If you must go during the hotter months, there are some ways to minimize the effects of the heat. Check out some of these ideas:
-- Ice Packs. You know what I'm talking about -- those little blue gel packs you pop in the freezer overnight and then stick in your kids' lunchboxes to keep their ham sandwiches at the right temperature. Keep one of those handy in a purse, backpack or camera bag (though this may fog up your camera lens for a few minutes). You can use it to cool drinks or to cool yourself down if you feel like you're overheating.
-- A washcloth from your room and a bottle of water can be a lifesaver! Dampen a washcloth and use it to cool your forehead, ears, hands and arms. I always bring a lot of zipper-type bags to the parks with me to put my wallet in before Splash Mountain or Kali River Rapids, but putting a damp washcloth in one of those bags will keep the rest of your stuff nice and dry while allowing you to cool off as often as necessary.
-- Visit Animal Kingdom and the Magic Kingdom early in the day. Save Disney-MGM Studios and Epcot for later in the day when it's hotter. Epcot and the Studios have a lot more air-conditioned rides and theater shows (ALL of Epcot's marquee attractions are indoors!) than the other parks, so they're a great way to escape the heat.
Walt Disney World is a fabulous place for anyone to visit. It comes closer to one-size-fits-all than any other theme park I've ever come across, and it makes a wonderful vacation destination indeed. As I look at more aspects of the parks and notice new things about them, I'll keep you up-to-date on how Disney makes sure we folks of above average proportions can enjoy the Most Magical Place on Earth.
Guest Columnist Joshua Olive, 30, is a 6'6", 380-lb. man whose inner child is bigger yet. He's been a BIG fan of Walt Disney World since his first visit in 1979 and he's now a 15-trip veteran. A program manager for a robotics integrator by day, Josh was also a peer reviewer for PassPorter's Walt Disney World for Your Special Needs, written by Allears.net's Deb Wills and Debra Martin Koma.
Read Josh Olive's other articles including his first look at The Big Picture, at http://allears.net/btp/josho.htm
Our "WDW at Large" section has trip reports and individual attraction notes, as well as attraction seating photos: http://allears.net/tp/ridsiz.htm
PassPorter's Walt Disney World for Your Special Needs fully evaluates each attraction for size issues: http://allears.net/pl/snbook.htm

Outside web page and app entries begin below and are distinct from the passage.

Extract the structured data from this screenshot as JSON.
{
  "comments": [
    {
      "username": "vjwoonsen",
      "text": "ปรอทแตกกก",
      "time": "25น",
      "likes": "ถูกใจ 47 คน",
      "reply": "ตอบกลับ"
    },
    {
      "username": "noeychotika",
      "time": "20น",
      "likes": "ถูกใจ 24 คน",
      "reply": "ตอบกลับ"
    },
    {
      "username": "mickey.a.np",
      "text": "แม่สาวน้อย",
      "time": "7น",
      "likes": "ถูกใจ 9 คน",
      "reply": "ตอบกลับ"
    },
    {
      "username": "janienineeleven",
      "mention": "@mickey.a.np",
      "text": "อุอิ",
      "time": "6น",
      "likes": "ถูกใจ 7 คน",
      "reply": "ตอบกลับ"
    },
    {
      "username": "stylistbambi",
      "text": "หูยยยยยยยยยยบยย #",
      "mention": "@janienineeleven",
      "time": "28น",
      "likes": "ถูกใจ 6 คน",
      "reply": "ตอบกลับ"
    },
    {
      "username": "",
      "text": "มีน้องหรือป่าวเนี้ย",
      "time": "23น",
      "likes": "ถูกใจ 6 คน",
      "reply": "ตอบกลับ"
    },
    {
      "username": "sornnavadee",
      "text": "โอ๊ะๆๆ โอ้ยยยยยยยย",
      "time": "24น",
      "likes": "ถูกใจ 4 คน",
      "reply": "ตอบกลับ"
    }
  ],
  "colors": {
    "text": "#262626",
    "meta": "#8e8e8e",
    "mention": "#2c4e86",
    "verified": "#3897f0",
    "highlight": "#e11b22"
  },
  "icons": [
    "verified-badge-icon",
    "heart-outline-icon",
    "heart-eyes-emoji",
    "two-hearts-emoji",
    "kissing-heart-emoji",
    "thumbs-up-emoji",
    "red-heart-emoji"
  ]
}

Editor's Note: This story/information was accurate when it was published. Please be sure to confirm all current rates, information and other details before planning your trip.